● TASK DESCRIPTION
Once you have read the listing, write it all out exactly.

● INPUT RECORDS

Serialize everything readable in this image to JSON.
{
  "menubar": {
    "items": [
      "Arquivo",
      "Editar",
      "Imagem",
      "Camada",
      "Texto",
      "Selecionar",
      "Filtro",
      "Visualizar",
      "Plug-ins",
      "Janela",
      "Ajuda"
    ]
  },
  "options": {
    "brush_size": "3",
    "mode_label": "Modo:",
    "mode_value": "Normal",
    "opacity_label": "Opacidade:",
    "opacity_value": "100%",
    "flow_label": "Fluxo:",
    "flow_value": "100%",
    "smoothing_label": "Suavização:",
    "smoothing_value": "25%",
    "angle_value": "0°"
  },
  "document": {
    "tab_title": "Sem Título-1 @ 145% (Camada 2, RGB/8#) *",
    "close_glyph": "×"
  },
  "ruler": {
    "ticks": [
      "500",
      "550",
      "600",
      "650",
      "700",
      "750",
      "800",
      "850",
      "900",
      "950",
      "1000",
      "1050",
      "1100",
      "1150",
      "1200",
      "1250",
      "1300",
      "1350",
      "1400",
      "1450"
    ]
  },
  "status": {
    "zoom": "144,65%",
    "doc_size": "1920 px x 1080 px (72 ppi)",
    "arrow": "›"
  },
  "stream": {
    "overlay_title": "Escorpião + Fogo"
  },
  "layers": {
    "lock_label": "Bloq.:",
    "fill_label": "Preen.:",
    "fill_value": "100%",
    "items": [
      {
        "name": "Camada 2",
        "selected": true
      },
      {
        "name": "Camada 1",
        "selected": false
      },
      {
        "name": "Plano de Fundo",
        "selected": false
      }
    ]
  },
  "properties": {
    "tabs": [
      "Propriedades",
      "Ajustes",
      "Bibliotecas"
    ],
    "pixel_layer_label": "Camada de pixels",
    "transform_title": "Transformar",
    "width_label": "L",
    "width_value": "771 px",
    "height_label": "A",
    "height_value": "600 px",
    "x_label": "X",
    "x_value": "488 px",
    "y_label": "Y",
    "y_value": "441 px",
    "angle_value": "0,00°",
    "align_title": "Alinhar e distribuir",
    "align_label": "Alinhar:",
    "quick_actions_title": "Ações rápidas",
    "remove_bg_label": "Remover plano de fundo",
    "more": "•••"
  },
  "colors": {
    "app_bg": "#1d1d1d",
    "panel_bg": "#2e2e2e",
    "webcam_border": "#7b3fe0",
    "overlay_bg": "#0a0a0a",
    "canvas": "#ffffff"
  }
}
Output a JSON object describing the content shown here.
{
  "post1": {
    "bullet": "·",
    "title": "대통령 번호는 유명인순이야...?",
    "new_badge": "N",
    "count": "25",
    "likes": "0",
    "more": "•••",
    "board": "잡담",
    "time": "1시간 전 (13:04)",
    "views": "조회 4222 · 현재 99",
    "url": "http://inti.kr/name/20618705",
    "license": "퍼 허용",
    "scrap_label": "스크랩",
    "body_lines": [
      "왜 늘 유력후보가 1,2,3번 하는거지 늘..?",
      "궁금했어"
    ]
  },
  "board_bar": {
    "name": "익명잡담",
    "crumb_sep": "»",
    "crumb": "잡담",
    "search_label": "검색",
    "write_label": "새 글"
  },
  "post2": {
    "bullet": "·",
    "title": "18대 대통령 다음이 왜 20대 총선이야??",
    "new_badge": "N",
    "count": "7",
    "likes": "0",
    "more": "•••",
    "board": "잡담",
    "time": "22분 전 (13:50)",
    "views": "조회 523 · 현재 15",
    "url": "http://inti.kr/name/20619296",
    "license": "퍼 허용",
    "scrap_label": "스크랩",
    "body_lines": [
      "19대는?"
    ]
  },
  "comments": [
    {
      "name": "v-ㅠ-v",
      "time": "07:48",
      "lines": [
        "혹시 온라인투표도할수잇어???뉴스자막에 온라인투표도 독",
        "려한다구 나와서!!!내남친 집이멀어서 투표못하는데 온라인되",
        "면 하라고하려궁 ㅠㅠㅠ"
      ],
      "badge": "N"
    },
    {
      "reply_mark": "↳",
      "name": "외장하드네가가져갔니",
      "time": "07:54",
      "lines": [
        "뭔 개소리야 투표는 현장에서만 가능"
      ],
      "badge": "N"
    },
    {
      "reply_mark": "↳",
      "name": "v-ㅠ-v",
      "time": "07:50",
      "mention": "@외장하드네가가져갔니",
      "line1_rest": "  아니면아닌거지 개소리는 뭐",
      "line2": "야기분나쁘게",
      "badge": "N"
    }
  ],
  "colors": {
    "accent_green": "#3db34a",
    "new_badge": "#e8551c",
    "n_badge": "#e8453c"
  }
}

● RESULT OF THE EXERCISE
Serialize everything readable in this image to JSON.
{
  "menubar": {
    "items": [
      "Arquivo",
      "Editar",
      "Imagem",
      "Camada",
      "Texto",
      "Selecionar",
      "Filtro",
      "Visualizar",
      "Plug-ins",
      "Janela",
      "Ajuda"
    ]
  },
  "options": {
    "brush_size": "3",
    "mode_label": "Modo:",
    "mode_value": "Normal",
    "opacity_label": "Opacidade:",
    "opacity_value": "100%",
    "flow_label": "Fluxo:",
    "flow_value": "100%",
    "smoothing_label": "Suavização:",
    "smoothing_value": "25%",
    "angle_value": "0°"
  },
  "document": {
    "tab_title": "Sem Título-1 @ 145% (Camada 2, RGB/8#) *",
    "close_glyph": "×"
  },
  "ruler": {
    "ticks": [
      "500",
      "550",
      "600",
      "650",
      "700",
      "750",
      "800",
      "850",
      "900",
      "950",
      "1000",
      "1050",
      "1100",
      "1150",
      "1200",
      "1250",
      "1300",
      "1350",
      "1400",
      "1450"
    ]
  },
  "status": {
    "zoom": "144,65%",
    "doc_size": "1920 px x 1080 px (72 ppi)",
    "arrow": "›"
  },
  "stream": {
    "overlay_title": "Escorpião + Fogo"
  },
  "layers": {
    "lock_label": "Bloq.:",
    "fill_label": "Preen.:",
    "fill_value": "100%",
    "items": [
      {
        "name": "Camada 2",
        "selected": true
      },
      {
        "name": "Camada 1",
        "selected": false
      },
      {
        "name": "Plano de Fundo",
        "selected": false
      }
    ]
  },
  "properties": {
    "tabs": [
      "Propriedades",
      "Ajustes",
      "Bibliotecas"
    ],
    "pixel_layer_label": "Camada de pixels",
    "transform_title": "Transformar",
    "width_label": "L",
    "width_value": "771 px",
    "height_label": "A",
    "height_value": "600 px",
    "x_label": "X",
    "x_value": "488 px",
    "y_label": "Y",
    "y_value": "441 px",
    "angle_value": "0,00°",
    "align_title": "Alinhar e distribuir",
    "align_label": "Alinhar:",
    "quick_actions_title": "Ações rápidas",
    "remove_bg_label": "Remover plano de fundo",
    "more": "•••"
  },
  "colors": {
    "app_bg": "#1d1d1d",
    "panel_bg": "#2e2e2e",
    "webcam_border": "#7b3fe0",
    "overlay_bg": "#0a0a0a",
    "canvas": "#ffffff"
  }
}
Output a JSON object describing the content shown here.
{
  "post1": {
    "bullet": "·",
    "title": "대통령 번호는 유명인순이야...?",
    "new_badge": "N",
    "count": "25",
    "likes": "0",
    "more": "•••",
    "board": "잡담",
    "time": "1시간 전 (13:04)",
    "views": "조회 4222 · 현재 99",
    "url": "http://inti.kr/name/20618705",
    "license": "퍼 허용",
    "scrap_label": "스크랩",
    "body_lines": [
      "왜 늘 유력후보가 1,2,3번 하는거지 늘..?",
      "궁금했어"
    ]
  },
  "board_bar": {
    "name": "익명잡담",
    "crumb_sep": "»",
    "crumb": "잡담",
    "search_label": "검색",
    "write_label": "새 글"
  },
  "post2": {
    "bullet": "·",
    "title": "18대 대통령 다음이 왜 20대 총선이야??",
    "new_badge": "N",
    "count": "7",
    "likes": "0",
    "more": "•••",
    "board": "잡담",
    "time": "22분 전 (13:50)",
    "views": "조회 523 · 현재 15",
    "url": "http://inti.kr/name/20619296",
    "license": "퍼 허용",
    "scrap_label": "스크랩",
    "body_lines": [
      "19대는?"
    ]
  },
  "comments": [
    {
      "name": "v-ㅠ-v",
      "time": "07:48",
      "lines": [
        "혹시 온라인투표도할수잇어???뉴스자막에 온라인투표도 독",
        "려한다구 나와서!!!내남친 집이멀어서 투표못하는데 온라인되",
        "면 하라고하려궁 ㅠㅠㅠ"
      ],
      "badge": "N"
    },
    {
      "reply_mark": "↳",
      "name": "외장하드네가가져갔니",
      "time": "07:54",
      "lines": [
        "뭔 개소리야 투표는 현장에서만 가능"
      ],
      "badge": "N"
    },
    {
      "reply_mark": "↳",
      "name": "v-ㅠ-v",
      "time": "07:50",
      "mention": "@외장하드네가가져갔니",
      "line1_rest": "  아니면아닌거지 개소리는 뭐",
      "line2": "야기분나쁘게",
      "badge": "N"
    }
  ],
  "colors": {
    "accent_green": "#3db34a",
    "new_badge": "#e8551c",
    "n_badge": "#e8453c"
  }
}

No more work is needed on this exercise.